Only a few years ago, automation was a luxury that heavy equipment industries couldn’t afford. Now a necessity that improves productivity, increases safety, and cuts costs, it’s something that sectors like mining, agriculture and construction cannot afford to be without.
“Probably the greatest and most recognizable strength of these technologies is what they do for assets that are out in the field,” said Jack London, Vice President Business Development with Kontron. “It really comes down to being able to get the most out of machines, in terms of operation, efficiency, and output.”
London joined Andrea Thomas, Senior Product Marketing Engineer, Intel Corporation, and David Prusinski CRO Safe AI, in a November 2021 panel discussion on Heavy Equipment of the Future: Intelligent, Connected, Autonomous. With CIO Corey Cox as moderator, the session looked at how data from connected machinery is fueling advanced analytics tools that deliver critical insights.
Watch on demand: “Heavy Equipment of the Future”
Thomas agreed that digital tools are driving operational efficiencies. She focused her comments on the importance of digital transformation in meeting the increased demands of growing and migrating populations. She also spoke about reducing financial barriers to adopting new technologies and weighed in convincingly in support of companies adding aftermarket solutions to the equipment they already own.
Removing Financial Barriers
The issue of financial barriers to digital transformation emerged again as panelists discussed the role played by modern technologies in helping under-developed areas catch up and compete. “I think technology will give these parts of the world a jumpstart,” said London. “For one thing, the automation of some of these heavy equipment tools will require fewer human resources in terms of skilled labour.”
Making the Workplace Safer
The idea of job losses due to technology resonated with Prusinski, who recently returned from a mining expo where the subject came up quite frequently.

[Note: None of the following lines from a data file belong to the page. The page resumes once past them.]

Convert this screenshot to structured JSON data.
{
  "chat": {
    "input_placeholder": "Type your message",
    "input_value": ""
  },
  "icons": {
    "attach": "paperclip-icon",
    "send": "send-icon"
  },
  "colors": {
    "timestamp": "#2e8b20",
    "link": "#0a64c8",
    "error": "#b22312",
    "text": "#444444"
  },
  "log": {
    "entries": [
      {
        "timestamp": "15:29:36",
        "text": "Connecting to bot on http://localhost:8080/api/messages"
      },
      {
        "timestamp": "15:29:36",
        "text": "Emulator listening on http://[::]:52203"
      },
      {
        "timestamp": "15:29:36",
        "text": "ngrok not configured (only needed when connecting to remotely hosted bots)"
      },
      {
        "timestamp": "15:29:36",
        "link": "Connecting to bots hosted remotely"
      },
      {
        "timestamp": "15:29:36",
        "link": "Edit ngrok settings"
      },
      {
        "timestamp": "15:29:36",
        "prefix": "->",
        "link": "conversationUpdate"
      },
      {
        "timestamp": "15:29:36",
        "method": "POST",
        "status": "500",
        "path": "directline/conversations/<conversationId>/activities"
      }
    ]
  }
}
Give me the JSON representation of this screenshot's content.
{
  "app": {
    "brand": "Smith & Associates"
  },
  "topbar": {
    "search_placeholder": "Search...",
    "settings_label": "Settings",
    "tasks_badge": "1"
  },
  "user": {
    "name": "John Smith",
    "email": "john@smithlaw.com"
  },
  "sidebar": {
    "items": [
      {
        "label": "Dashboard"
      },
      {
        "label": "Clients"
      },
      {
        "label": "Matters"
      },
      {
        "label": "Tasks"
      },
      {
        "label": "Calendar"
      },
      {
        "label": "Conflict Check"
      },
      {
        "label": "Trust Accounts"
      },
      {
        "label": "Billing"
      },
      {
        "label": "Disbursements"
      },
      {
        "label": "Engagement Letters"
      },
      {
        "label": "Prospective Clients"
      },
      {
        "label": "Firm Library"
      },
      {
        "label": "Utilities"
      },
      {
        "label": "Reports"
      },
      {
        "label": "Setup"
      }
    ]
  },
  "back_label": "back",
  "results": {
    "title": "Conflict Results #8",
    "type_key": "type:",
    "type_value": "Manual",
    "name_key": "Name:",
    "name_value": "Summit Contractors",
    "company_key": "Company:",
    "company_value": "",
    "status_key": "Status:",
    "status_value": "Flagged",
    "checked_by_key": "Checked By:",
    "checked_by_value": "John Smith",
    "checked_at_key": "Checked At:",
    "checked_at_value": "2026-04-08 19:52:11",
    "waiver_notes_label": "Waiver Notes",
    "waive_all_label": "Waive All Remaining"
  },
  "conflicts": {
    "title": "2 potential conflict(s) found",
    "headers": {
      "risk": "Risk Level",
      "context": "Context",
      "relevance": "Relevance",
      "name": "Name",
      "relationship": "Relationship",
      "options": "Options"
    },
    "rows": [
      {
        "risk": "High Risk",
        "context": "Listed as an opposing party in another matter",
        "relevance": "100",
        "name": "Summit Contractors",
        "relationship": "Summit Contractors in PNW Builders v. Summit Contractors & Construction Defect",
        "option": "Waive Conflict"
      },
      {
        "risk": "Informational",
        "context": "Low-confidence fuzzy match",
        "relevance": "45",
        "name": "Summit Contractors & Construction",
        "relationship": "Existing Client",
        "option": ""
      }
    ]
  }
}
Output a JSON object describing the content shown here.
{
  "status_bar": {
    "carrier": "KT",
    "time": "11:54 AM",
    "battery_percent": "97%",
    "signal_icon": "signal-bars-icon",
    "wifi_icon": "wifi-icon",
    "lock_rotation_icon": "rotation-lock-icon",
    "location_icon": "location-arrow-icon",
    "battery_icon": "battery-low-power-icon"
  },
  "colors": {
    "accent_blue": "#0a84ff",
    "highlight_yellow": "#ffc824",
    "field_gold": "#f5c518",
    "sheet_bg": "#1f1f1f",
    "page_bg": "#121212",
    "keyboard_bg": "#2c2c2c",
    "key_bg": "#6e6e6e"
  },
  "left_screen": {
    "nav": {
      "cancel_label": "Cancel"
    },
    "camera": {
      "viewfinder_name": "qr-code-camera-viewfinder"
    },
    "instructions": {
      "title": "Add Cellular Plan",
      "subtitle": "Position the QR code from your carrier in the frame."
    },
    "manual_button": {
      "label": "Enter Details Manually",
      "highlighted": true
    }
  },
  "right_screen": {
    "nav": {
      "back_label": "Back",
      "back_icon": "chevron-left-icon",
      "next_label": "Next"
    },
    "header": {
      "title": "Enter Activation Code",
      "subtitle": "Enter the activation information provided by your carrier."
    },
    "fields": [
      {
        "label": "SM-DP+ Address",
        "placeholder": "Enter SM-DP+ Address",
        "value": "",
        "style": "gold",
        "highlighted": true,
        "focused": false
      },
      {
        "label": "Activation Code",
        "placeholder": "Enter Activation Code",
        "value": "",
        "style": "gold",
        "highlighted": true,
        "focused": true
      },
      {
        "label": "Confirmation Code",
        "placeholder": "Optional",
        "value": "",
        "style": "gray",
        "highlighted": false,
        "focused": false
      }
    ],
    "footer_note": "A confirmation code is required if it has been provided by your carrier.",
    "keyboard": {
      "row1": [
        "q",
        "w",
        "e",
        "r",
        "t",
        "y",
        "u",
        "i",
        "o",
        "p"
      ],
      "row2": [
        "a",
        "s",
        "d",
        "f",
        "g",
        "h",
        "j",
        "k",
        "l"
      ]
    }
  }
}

Quoting Bureau of Labour statistics predicting an increase in the number of jobs, he said it’s not really about getting rid of workers; it’s more about moving them out of environments, like mining, that are inherently dangerous. “I don’t think we’re going to see the disappearance of jobs, so much as transforming them into different functions,” he said.
A Proactive Approach to Closing the Skills Gap
Commenting on the skills shortage in the areas of cybersecurity and cloud computing technologies, Thomas argued that industries need to be more proactive and explicit about defining exactly what they need from the workforce. “That means communicating those needs to post-secondary institutions and helping to guide them,” she said. “You have to keep developing the workforce you already have, rather than lamenting the fact that there’s nobody who can do the work properly.”
With job loss off the table as a detractor, it’s hard to argue with the many benefits of smart, connected machinery. Heavy equipment industries are already reaping the rewards of emerging technologies. Whether that trend continues – according to Corey Cox – depends on recognizing the return on investment. “People might be reluctant,” he concluded, “but I think the cost of doing business will make it unavoidable.”
Are you ready for the new world of connected and autonomous mobile equipment?
You can view the recording of this panel discussion on Heavy Equipment of the Future: Intelligent, Connected, Autonomous for more information on how companies in heavy industries are leveraging the power of innovative technologies to better position their operations for the future.
WATCH ON DEMAND: “HEAVY EQUIPMENT OF THE FUTURE”